■ **EXERCISE PROMPT**
What you return should be each line of the data containing the string "name".

■ **DATA TO EXAMINE**
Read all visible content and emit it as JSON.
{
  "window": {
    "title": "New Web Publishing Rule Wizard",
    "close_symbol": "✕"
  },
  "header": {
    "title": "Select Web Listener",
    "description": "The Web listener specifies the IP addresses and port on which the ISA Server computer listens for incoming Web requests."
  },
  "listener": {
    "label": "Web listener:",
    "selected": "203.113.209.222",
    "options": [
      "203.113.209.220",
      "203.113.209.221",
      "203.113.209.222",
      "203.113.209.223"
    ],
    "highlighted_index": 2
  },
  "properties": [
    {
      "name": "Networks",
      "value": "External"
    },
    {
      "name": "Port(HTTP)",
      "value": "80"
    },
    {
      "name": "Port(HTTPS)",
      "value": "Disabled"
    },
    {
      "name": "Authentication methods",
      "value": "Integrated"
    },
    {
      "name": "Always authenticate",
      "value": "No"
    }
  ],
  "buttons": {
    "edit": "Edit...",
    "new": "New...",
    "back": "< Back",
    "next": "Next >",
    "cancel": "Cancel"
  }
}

■ **RESPONSE TO THIS TASK**
      "name": "Networks",
      "name": "Port(HTTP)",
      "name": "Port(HTTPS)",
      "name": "Authentication methods",
      "name": "Always authenticate",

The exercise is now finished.